Introduction

 

The contradictions, the paradoxes and the fascination of war are most searingly expressed in poetry.  Auden's "Shield of Achilles," for instance, shows the individual submerged and demeaned in the collective identity:

An unintelligible multitude,
A million eyes, a million boots, in line,
Without expression, waiting for a sign.


while Wallace Steves in "Gigantomachia," echoing the same theme, reports the eerie elevation, the self-enlargement, felt by the single soldier as part of some greater enterprise.

No self in the mass: the braver being,
The body that could never be wounded,
The life that never would end, no matter
Who died, the being that was an abstraction,
A giant's heart in the veins, all courage.

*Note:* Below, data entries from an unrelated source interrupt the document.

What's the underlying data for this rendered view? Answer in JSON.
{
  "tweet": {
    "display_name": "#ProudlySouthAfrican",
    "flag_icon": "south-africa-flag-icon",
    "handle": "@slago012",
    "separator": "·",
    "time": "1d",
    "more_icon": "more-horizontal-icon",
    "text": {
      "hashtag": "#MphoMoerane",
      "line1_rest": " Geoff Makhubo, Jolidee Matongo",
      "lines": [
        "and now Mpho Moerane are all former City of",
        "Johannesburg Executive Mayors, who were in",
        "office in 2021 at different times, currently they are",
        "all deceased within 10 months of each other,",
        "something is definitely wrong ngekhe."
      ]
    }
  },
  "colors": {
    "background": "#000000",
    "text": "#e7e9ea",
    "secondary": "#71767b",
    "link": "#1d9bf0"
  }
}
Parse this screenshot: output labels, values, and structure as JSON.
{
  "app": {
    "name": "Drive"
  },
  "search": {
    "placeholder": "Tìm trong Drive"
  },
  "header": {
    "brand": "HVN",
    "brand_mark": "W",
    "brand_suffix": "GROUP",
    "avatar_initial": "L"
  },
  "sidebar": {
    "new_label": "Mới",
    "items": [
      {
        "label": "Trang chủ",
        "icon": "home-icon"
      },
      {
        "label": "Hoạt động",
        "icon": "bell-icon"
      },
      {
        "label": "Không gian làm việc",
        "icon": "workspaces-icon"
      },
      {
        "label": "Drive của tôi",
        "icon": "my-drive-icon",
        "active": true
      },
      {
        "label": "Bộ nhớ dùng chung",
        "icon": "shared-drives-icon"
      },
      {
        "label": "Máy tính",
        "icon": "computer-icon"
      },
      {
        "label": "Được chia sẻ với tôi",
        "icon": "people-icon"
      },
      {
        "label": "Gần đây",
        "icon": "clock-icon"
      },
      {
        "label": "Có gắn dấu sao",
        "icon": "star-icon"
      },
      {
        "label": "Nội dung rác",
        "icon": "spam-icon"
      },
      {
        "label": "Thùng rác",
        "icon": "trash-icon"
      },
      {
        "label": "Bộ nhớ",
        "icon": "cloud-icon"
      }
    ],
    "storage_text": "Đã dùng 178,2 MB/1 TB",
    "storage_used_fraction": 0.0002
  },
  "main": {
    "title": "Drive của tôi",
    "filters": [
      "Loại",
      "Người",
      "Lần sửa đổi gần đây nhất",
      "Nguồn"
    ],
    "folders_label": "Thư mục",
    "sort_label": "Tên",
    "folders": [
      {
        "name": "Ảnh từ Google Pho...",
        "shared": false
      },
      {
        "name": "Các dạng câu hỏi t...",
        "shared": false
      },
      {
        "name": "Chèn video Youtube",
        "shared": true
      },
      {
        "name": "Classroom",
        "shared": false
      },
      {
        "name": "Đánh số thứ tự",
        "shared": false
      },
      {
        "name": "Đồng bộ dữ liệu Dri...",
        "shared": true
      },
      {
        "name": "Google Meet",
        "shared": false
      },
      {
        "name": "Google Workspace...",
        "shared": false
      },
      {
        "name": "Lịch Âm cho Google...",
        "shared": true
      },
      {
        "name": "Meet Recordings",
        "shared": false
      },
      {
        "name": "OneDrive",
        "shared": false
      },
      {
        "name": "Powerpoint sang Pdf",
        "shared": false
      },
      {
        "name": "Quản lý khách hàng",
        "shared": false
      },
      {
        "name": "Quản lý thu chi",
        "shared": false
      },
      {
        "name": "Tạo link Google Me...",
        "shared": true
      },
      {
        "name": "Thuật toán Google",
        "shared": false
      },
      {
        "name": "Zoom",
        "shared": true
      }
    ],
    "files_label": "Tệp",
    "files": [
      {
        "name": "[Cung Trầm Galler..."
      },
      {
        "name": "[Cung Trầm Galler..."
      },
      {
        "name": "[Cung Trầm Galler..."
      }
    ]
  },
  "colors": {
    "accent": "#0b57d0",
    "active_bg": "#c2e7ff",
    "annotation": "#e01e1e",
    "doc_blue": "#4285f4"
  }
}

And Siegfried Sassoon, a most bitter critic of World War I, presents another, related paradox: the fact that within the undeniable horror of war are found some of the noblest expressions of the human spirit--unselfish devotion, courage and loyalty.  As he writes in his Memoirs of an Infantry Officer:

I was rewarded by an intense memory of men whose courage had showm the power of the human spirit--that spirit which could withstand the utmost assault....Against the background of the War and its brutal stupidity those men had stood glorified by the thing which sought to destroy them.

Thus, despite the brutality and the suffering it engenders, war remains for many the most intense and significant experience of their lives.  It therefore seems essential, if war is to be replaced, to take account of this truth.  Poetry, we think, present this truth in its most distilled form.

This Voices book was inspired by the work of Lucy Dougall and her compilation, War and Peace in Literature that was published by A World Without War in 1982.  Lucy has given us guidance and permission to take a lead from her book, and to use in as part of our effort.  We are most grateful to Lucy for her generosity.